- **Problem to work on**: Look for "title" in the listing below. Gather each line that contains it.

- **Data extract**:

== == ==

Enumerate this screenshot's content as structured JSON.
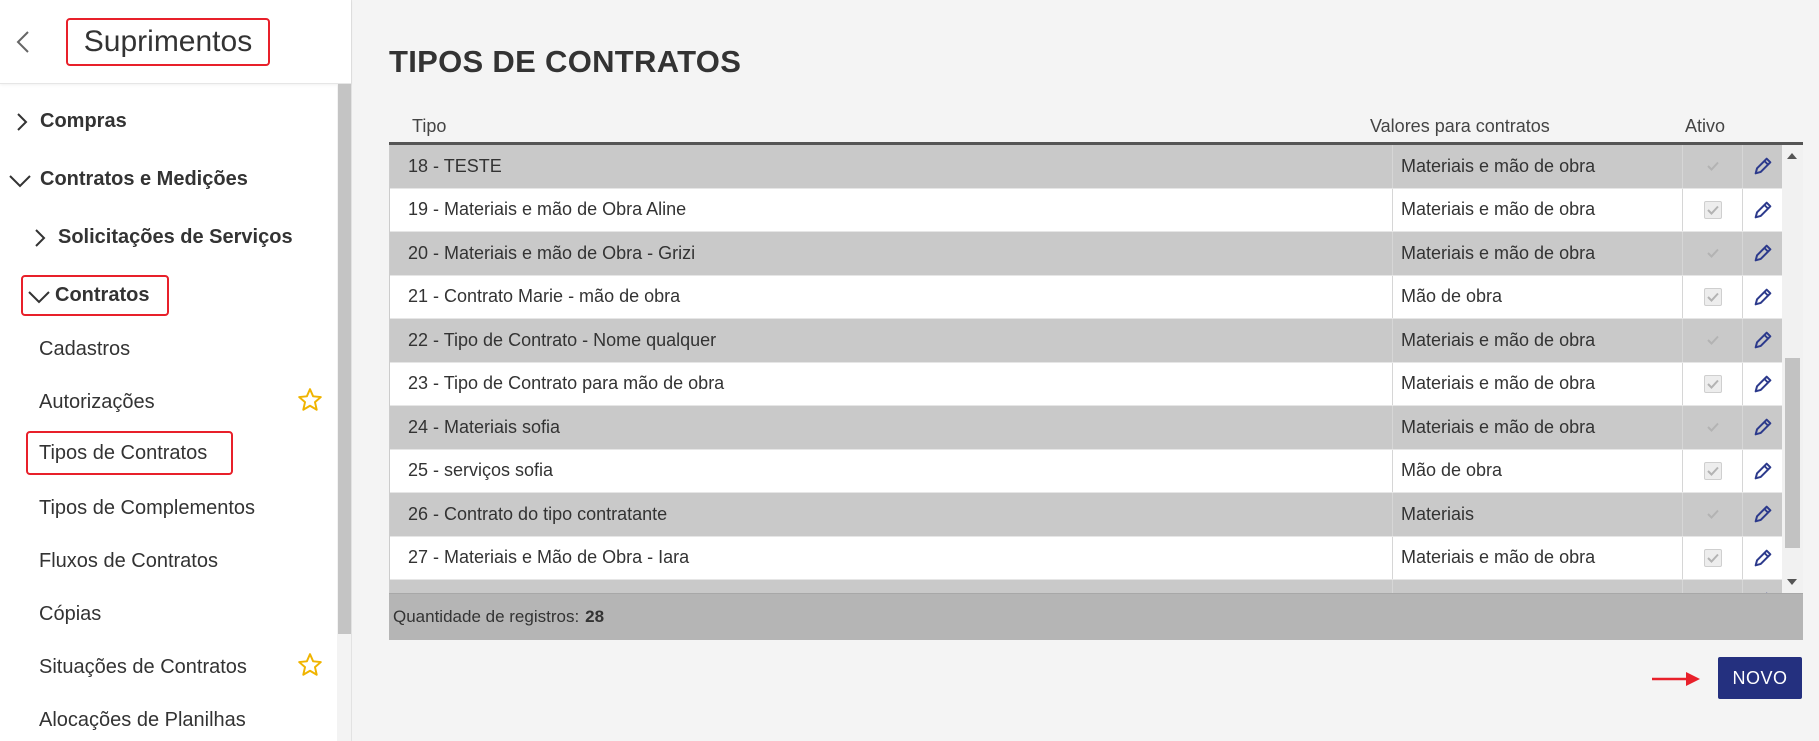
{
  "sidebar": {
    "title": "Suprimentos",
    "nav": {
      "compras": "Compras",
      "contratos_medicoes": "Contratos e Medições",
      "solicitacoes": "Solicitações de Serviços",
      "contratos": "Contratos",
      "sub_items": [
        "Cadastros",
        "Autorizações",
        "Tipos de Contratos",
        "Tipos de Complementos",
        "Fluxos de Contratos",
        "Cópias",
        "Situações de Contratos",
        "Alocações de Planilhas"
      ]
    }
  },
  "main": {
    "title": "TIPOS DE CONTRATOS",
    "columns": {
      "tipo": "Tipo",
      "valores": "Valores para contratos",
      "ativo": "Ativo"
    },
    "rows": [
      {
        "tipo": "18 - TESTE",
        "valor": "Materiais e mão de obra"
      },
      {
        "tipo": "19 - Materiais e mão de Obra Aline",
        "valor": "Materiais e mão de obra"
      },
      {
        "tipo": "20 - Materiais e mão de Obra - Grizi",
        "valor": "Materiais e mão de obra"
      },
      {
        "tipo": "21 - Contrato Marie - mão de obra",
        "valor": "Mão de obra"
      },
      {
        "tipo": "22 - Tipo de Contrato - Nome qualquer",
        "valor": "Materiais e mão de obra"
      },
      {
        "tipo": "23 - Tipo de Contrato para mão de obra",
        "valor": "Materiais e mão de obra"
      },
      {
        "tipo": "24 - Materiais sofia",
        "valor": "Materiais e mão de obra"
      },
      {
        "tipo": "25 - serviços sofia",
        "valor": "Mão de obra"
      },
      {
        "tipo": "26 - Contrato do tipo contratante",
        "valor": "Materiais"
      },
      {
        "tipo": "27 - Materiais e Mão de Obra - Iara",
        "valor": "Materiais e mão de obra"
      },
      {
        "tipo": "",
        "valor": ""
      }
    ],
    "footer": {
      "label": "Quantidade de registros:",
      "count": "28"
    },
    "novo_label": "NOVO"
  },
  "colors": {
    "accent": "#24307f",
    "highlight": "#e8202a",
    "star": "#f0b400",
    "edit_icon": "#2c3a8c"
  }
}
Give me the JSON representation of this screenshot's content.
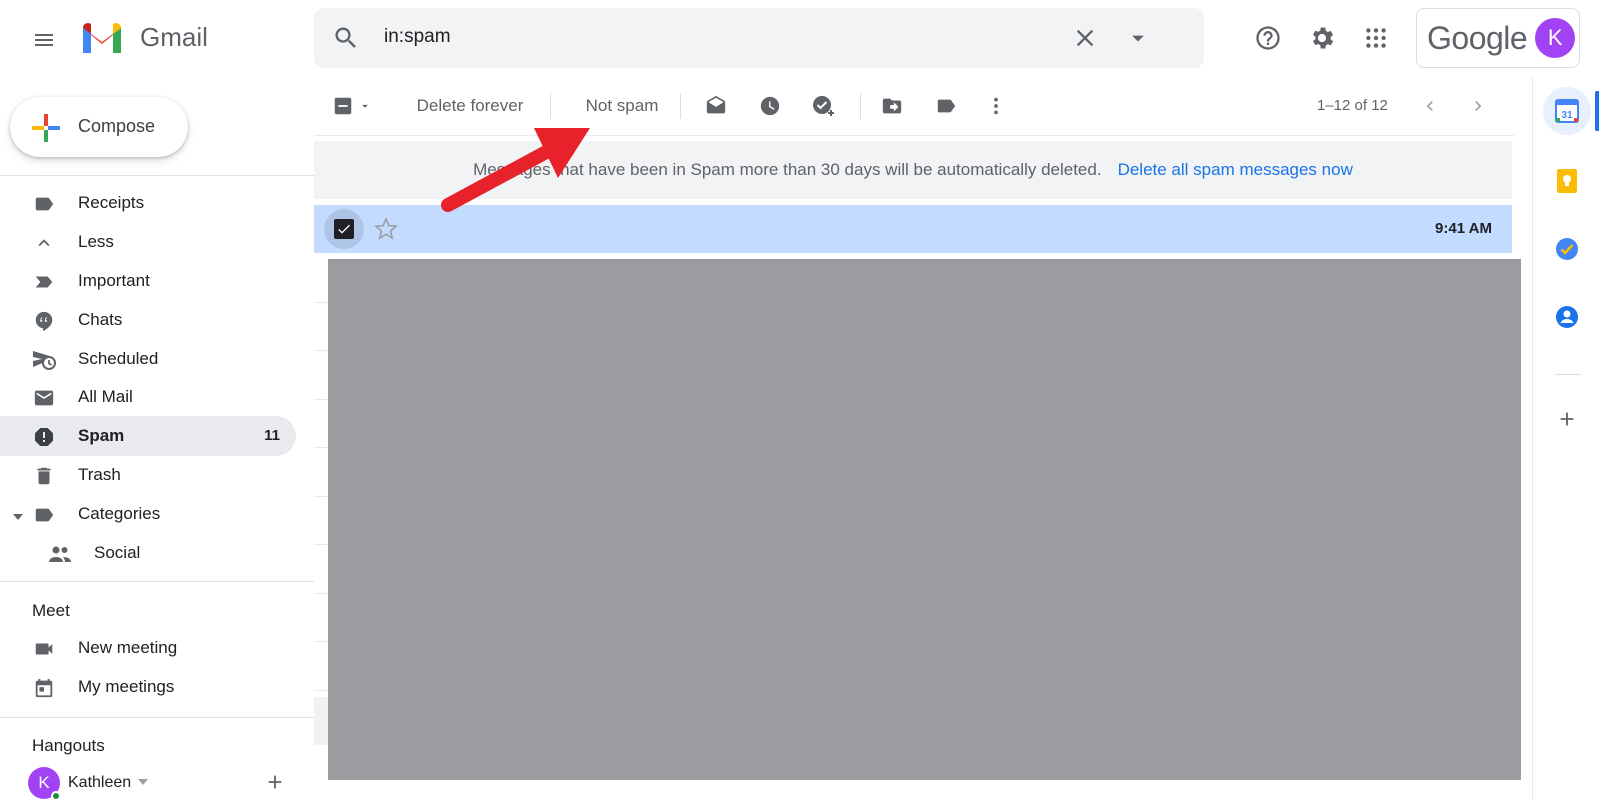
{
  "header": {
    "logo_text": "Gmail",
    "search_value": "in:spam",
    "account_word": "Google",
    "account_initial": "K"
  },
  "sidebar": {
    "compose_label": "Compose",
    "items": [
      {
        "label": "Receipts",
        "icon": "label-icon"
      },
      {
        "label": "Less",
        "icon": "chevron-up-icon"
      },
      {
        "label": "Important",
        "icon": "important-icon"
      },
      {
        "label": "Chats",
        "icon": "chat-icon"
      },
      {
        "label": "Scheduled",
        "icon": "scheduled-send-icon"
      },
      {
        "label": "All Mail",
        "icon": "mail-icon"
      },
      {
        "label": "Spam",
        "icon": "spam-icon",
        "count": "11",
        "active": true
      },
      {
        "label": "Trash",
        "icon": "trash-icon"
      },
      {
        "label": "Categories",
        "icon": "label-icon"
      },
      {
        "label": "Social",
        "icon": "people-icon"
      }
    ],
    "meet": {
      "title": "Meet",
      "items": [
        {
          "label": "New meeting",
          "icon": "video-icon"
        },
        {
          "label": "My meetings",
          "icon": "calendar-icon"
        }
      ]
    },
    "hangouts": {
      "title": "Hangouts",
      "user_name": "Kathleen",
      "user_initial": "K"
    }
  },
  "toolbar": {
    "delete_forever": "Delete forever",
    "not_spam": "Not spam",
    "pagination": "1–12 of 12"
  },
  "notice": {
    "text": "Messages that have been in Spam more than 30 days will be automatically deleted.",
    "link": "Delete all spam messages now"
  },
  "selected_row": {
    "time": "9:41 AM"
  },
  "colors": {
    "accent": "#1a73e8",
    "selected_row": "#c2dbff",
    "redacted": "#9b9c9f",
    "annotation_arrow": "#e8222a"
  }
}
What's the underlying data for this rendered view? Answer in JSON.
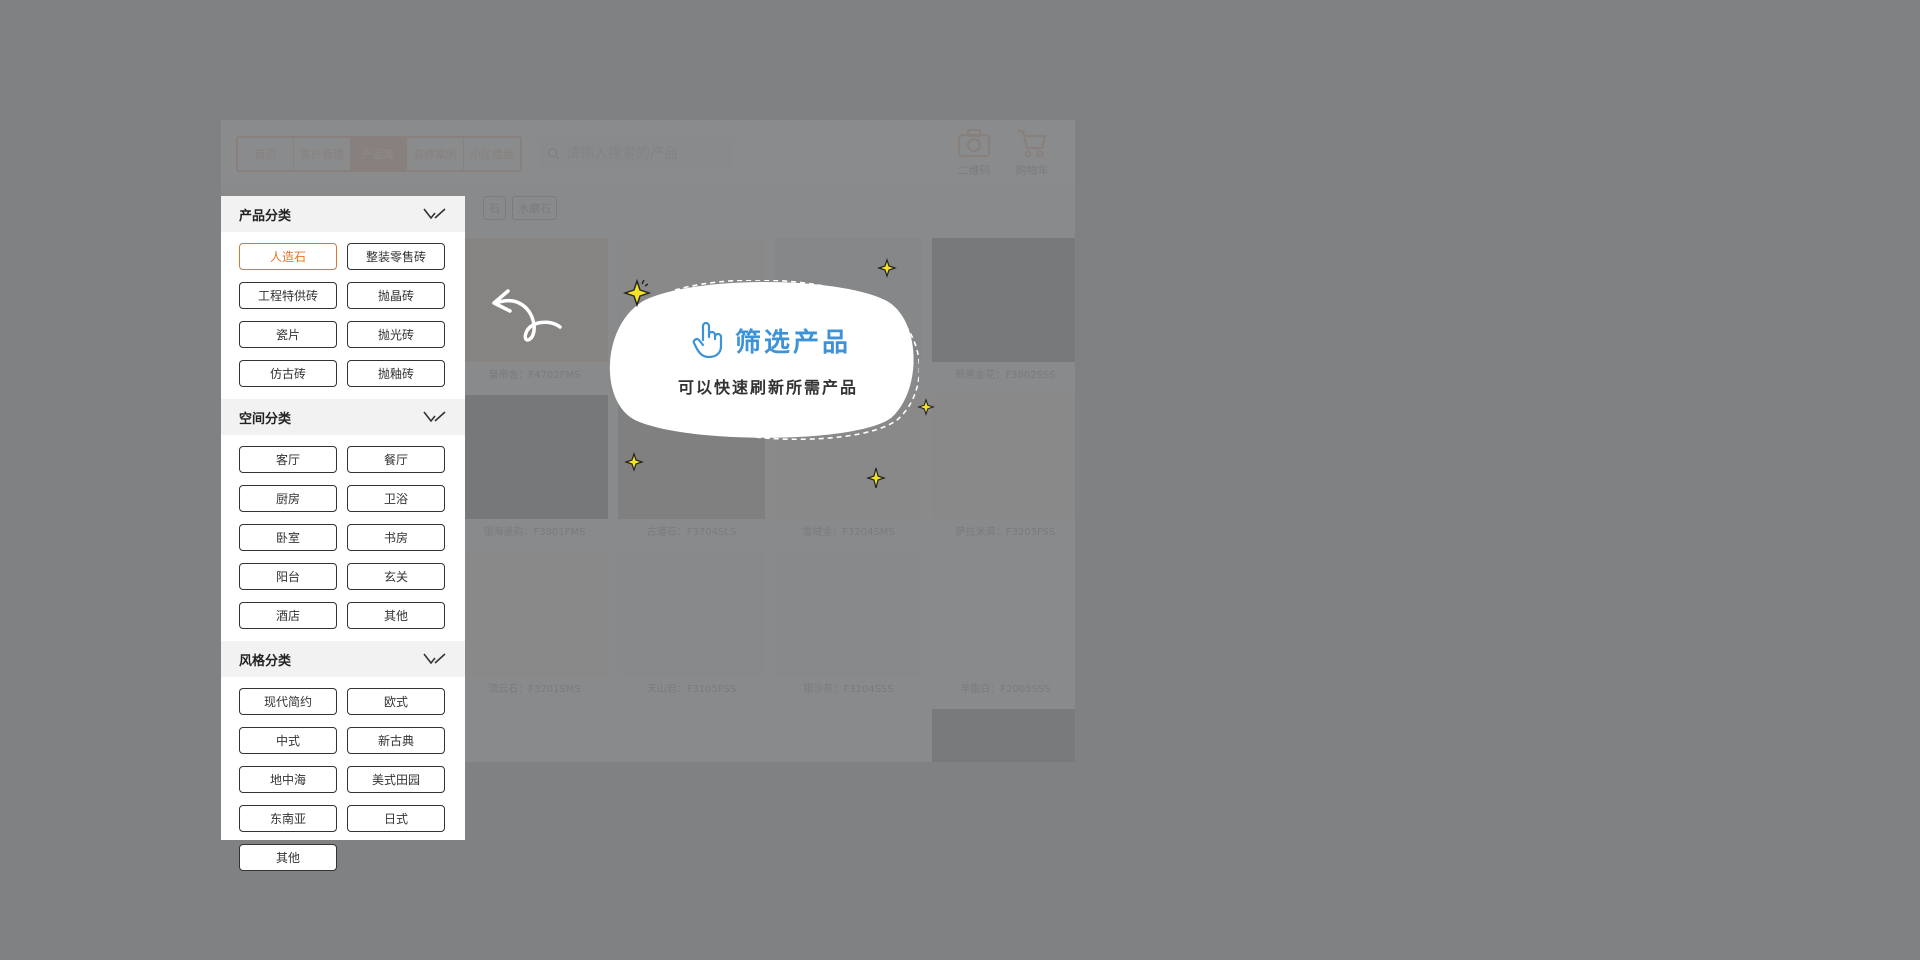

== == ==

- **Written solution**:
    "title": "Suprimentos",
    "title": "TIPOS DE CONTRATOS",
      "title": "Meet",
      "title": "Hangouts",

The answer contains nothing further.